The team at SPECIFIC has been working alongside the Swansea University Engineering Department and Queen Mary University of London to produce a paper on thermoelectric materials;Thin Film Tin Selenide (SnSe) Thermoelectric Generators Exhibiting Ultralow Thermal Conductivity.” After two years of hard work, they have made the world’s first thin film thermoelectric generator! Huge congratulations to the team.

Thermoelectric generators convert waste heat into useful electrical energy. In 2014 an estimation of waste heat from industrial sources found that in the United Kingdom alone 48 TWh/yr of energy is lost as heat, this corresponds to around a sixth of overall industrial energy usage.[1] Harvesting this wasted energy could contribute to energy efficiency targets, helping to reduce the need for fossil fuels, causing a reduction in greenhouse gas emissions and helping to tackle climate change.

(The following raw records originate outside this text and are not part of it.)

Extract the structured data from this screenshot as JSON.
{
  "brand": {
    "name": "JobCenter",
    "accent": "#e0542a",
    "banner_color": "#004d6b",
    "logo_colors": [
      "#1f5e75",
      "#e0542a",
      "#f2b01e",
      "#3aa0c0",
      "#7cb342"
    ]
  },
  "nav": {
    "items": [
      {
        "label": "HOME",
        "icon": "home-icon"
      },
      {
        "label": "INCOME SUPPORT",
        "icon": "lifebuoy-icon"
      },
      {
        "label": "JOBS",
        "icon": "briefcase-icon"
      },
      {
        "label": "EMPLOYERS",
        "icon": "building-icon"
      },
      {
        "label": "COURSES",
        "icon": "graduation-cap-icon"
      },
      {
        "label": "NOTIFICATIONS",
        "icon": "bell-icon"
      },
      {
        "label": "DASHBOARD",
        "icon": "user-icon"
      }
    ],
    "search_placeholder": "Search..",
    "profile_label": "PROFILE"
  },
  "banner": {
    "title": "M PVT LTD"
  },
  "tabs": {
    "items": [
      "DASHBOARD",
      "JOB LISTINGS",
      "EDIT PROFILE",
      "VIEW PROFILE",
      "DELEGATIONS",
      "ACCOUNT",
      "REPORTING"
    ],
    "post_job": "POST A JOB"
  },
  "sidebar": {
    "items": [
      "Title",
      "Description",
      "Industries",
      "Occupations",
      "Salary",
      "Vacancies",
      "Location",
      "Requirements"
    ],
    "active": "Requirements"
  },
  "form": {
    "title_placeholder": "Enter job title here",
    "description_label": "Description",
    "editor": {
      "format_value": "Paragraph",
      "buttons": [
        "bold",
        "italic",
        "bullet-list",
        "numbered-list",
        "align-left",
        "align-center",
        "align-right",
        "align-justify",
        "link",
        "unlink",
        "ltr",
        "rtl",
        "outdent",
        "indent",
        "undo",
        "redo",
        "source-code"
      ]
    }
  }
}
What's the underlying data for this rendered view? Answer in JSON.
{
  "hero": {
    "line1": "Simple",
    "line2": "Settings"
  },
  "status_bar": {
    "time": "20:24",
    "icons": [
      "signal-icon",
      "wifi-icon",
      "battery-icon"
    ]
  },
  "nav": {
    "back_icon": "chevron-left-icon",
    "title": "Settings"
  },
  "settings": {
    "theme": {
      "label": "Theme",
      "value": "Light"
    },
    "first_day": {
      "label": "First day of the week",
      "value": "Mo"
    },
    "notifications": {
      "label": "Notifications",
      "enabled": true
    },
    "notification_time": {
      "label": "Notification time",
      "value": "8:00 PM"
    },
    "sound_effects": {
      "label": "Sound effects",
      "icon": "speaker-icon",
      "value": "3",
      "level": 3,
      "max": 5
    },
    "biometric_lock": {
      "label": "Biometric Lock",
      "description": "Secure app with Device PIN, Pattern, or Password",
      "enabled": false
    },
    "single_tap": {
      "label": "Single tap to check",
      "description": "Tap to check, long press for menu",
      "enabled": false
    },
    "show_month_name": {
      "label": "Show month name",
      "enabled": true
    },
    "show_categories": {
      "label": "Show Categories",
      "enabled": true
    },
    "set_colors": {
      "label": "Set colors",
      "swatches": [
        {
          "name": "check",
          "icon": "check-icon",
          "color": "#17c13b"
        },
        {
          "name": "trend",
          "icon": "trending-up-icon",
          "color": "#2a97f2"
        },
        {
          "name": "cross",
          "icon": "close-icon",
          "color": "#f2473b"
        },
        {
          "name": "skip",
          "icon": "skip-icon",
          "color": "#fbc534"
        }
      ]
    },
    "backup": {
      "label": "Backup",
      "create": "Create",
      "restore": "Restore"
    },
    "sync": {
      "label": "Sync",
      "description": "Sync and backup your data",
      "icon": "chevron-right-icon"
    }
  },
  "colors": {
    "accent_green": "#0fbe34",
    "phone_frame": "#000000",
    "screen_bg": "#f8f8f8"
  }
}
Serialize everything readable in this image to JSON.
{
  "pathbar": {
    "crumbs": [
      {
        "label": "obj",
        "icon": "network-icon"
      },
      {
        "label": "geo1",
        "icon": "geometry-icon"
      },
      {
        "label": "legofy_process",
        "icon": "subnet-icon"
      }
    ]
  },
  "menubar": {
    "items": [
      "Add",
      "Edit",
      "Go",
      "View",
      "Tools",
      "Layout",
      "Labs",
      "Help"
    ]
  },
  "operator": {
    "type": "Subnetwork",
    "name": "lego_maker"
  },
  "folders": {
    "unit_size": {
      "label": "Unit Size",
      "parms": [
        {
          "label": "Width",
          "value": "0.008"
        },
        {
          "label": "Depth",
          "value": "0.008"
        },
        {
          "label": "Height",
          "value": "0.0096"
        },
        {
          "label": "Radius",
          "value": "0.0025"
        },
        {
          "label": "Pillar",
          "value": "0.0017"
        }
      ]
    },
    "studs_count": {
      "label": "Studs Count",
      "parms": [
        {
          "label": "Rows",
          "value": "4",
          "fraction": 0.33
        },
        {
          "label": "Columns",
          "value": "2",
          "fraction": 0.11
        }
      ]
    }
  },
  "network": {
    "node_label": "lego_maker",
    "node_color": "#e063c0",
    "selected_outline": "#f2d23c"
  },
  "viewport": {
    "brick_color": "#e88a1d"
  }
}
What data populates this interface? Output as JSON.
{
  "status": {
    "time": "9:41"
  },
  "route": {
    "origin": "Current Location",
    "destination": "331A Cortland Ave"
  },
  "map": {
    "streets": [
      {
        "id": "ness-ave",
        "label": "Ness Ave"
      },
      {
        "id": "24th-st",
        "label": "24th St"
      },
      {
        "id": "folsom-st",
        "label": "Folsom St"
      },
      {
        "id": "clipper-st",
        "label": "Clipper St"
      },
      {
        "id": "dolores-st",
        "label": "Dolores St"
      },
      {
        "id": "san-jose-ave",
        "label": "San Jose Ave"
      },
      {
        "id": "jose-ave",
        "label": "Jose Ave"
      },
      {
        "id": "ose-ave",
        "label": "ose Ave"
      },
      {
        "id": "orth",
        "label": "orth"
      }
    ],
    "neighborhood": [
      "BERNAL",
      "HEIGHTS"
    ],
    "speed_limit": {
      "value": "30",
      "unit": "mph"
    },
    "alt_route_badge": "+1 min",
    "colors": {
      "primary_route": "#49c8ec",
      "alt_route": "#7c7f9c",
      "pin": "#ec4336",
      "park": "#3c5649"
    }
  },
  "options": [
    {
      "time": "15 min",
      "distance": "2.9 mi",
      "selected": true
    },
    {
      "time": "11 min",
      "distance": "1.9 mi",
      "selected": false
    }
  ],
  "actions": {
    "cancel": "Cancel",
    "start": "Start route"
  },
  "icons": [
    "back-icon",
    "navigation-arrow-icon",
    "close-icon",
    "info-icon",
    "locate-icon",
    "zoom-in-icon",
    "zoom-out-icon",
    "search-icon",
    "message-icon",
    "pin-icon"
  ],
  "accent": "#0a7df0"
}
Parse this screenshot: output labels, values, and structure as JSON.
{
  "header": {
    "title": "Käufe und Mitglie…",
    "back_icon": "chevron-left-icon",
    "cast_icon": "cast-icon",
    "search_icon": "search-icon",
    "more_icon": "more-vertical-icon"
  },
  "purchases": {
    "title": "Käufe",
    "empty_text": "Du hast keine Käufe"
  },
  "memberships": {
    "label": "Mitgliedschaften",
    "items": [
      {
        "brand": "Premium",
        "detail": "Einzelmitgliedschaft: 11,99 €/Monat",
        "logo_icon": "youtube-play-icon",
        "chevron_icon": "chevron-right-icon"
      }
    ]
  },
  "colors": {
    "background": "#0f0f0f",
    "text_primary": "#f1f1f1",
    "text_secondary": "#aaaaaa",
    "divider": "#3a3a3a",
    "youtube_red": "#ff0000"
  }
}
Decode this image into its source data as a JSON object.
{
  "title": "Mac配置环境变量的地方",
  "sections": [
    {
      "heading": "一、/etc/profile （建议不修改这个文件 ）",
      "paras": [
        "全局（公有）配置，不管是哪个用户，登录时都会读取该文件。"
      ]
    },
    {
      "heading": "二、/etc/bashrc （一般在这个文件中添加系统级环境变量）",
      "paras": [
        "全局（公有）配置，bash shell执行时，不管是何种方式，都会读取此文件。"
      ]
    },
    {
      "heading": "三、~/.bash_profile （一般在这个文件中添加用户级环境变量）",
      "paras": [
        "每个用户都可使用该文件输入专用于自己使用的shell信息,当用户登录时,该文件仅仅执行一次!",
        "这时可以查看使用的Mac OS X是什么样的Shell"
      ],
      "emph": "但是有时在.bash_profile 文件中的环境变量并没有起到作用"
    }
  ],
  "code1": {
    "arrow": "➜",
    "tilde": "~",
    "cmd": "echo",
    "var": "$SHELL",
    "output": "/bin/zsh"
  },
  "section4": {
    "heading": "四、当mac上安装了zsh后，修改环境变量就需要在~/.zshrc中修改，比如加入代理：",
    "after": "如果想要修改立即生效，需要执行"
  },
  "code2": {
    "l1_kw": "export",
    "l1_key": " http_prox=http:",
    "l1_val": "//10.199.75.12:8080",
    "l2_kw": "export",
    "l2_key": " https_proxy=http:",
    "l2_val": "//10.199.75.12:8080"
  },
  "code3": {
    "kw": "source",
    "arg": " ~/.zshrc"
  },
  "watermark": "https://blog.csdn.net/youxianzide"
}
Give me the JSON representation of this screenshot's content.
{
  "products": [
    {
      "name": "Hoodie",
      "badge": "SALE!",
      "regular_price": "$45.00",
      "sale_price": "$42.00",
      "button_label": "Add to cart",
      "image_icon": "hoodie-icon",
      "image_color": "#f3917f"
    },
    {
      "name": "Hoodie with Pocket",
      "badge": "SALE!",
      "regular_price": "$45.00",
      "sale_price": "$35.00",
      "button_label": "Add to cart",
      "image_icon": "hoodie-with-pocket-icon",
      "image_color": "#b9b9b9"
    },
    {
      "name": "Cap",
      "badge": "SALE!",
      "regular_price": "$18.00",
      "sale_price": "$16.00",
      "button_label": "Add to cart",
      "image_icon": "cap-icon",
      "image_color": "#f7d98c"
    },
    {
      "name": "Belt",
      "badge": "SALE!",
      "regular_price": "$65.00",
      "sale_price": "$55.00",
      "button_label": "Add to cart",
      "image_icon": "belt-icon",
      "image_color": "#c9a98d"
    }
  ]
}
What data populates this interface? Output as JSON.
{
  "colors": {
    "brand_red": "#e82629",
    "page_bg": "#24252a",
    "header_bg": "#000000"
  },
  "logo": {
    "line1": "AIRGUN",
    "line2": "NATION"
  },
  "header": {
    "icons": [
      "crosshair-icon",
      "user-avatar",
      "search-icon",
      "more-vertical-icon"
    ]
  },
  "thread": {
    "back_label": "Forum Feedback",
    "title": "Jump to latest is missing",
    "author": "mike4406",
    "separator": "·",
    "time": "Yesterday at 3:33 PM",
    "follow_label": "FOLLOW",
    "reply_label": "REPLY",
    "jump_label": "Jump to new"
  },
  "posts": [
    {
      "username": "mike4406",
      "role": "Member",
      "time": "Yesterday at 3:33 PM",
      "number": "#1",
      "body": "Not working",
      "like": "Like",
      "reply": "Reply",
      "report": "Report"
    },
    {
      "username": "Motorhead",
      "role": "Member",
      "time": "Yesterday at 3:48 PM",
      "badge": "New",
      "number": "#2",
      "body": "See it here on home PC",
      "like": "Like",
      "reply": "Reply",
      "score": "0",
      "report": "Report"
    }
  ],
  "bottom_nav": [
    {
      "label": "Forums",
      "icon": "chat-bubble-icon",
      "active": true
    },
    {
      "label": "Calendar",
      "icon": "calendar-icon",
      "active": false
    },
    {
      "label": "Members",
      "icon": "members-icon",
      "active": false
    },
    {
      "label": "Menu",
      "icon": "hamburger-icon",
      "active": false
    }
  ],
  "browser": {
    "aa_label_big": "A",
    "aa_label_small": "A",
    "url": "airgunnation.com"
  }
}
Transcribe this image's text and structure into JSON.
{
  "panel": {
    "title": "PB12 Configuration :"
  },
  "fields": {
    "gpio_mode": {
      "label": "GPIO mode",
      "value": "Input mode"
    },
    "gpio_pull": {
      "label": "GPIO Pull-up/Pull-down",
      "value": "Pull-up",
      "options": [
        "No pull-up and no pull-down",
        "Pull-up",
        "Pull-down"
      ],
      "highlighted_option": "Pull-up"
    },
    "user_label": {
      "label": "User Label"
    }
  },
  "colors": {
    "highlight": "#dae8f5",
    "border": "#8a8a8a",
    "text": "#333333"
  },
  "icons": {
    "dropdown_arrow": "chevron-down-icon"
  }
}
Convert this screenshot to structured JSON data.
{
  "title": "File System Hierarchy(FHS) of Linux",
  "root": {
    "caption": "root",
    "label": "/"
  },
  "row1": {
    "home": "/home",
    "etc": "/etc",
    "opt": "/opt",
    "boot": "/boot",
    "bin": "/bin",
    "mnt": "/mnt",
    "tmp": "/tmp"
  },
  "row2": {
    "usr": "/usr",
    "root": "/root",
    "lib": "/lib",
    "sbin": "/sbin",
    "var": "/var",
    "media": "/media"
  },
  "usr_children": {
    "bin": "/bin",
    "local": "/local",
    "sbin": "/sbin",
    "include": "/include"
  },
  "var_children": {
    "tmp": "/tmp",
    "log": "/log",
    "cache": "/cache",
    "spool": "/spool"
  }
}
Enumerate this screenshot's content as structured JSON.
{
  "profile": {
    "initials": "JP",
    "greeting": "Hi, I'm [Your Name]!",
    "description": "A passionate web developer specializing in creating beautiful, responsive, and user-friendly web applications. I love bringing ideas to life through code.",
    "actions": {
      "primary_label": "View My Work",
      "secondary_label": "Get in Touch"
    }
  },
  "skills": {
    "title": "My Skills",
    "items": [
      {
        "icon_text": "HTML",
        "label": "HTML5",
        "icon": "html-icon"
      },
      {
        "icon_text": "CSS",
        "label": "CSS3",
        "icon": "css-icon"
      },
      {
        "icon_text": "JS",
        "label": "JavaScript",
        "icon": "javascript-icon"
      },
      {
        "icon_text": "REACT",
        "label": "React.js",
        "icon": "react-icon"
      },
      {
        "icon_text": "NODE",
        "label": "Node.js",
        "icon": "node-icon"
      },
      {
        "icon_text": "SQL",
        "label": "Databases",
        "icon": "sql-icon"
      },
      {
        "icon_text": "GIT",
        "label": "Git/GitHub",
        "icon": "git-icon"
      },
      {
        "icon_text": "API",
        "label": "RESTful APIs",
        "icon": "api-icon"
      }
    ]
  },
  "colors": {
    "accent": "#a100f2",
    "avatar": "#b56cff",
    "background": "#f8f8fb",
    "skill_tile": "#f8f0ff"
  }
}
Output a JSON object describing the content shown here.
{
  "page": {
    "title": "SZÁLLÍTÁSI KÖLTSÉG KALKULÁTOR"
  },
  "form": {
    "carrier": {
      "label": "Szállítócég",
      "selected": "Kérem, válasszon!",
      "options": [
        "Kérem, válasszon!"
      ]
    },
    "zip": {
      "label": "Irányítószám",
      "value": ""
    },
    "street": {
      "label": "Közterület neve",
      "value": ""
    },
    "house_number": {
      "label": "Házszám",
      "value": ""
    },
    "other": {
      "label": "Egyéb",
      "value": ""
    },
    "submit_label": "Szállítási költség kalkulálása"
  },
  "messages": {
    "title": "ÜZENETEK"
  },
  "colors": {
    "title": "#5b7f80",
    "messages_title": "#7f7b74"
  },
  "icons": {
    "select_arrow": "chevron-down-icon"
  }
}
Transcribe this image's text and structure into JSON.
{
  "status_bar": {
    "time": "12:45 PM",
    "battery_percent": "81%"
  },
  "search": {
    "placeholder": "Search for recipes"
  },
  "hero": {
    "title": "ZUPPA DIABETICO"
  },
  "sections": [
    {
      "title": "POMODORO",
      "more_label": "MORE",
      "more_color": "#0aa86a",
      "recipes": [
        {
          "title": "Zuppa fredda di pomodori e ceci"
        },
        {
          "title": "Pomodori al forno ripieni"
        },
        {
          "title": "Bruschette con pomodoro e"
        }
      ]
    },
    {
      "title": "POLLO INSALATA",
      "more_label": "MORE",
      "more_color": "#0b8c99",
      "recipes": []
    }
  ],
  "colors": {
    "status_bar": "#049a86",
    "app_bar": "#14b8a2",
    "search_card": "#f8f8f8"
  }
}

If only 1% of the industrial waste heat could be harnessed, this would equate to a reduction of 0.25 Tg yr-1 of CO2 emissions.[2]

The efficiency of different materials to convert waste heat to useful electrical energy are compared by a factor called ZT. The higher a ZT value the more efficient a material is at harvesting waste heat. In 2014 the record for ZT was set at 2.6 (±0.3) in the single crystal form of the material tin selenide (SnSe).[3] This material was shown to exhibit different ZT values along different directions of the crystal. The record ZT for this material is attributed to the ultralow thermal conductivity of the material whilst still being an electrical conductor.

In this work tin selenide (SnSe) thin films of approximately 1 µm (a thousandth of a millimetre) are made on glass, by evaporating powdered tin selenide (SnSe) by heating in a vacuum. This simple evaporation technique is shown to produce a preferentially orientated porous network of nanosheets. This nanosheet network causes the ultralow thermal conductivity of tin selenide (SnSe) to be reduced to around a third of single crystal values. Simple thermoelectric generators are made with these nanosheets that are shown to harvest electrical energy from heat. These nanosheets are seen to have a high surface area which opens the possibility of using them to make a self-powered sensor.

To read the full paper, click here. 

[1]       J. Besseling, H. Pershad, The Potential for Recovering and Using Surplus Heat from Industry Final Report, London, 2014.

[2]       DEFRA, Act on CO2 Calculator: Public Trial Version Data, Methodology and Assumptions Paper, 2007.

[3]       L.-D. Zhao, S.-H. Lo, Y. Zhang, H. Sun, G. Tan, C. Uher, C. Wolverton, V. P. Dravid, M. G. Kanatzidis, Nature 2014, 508, 373.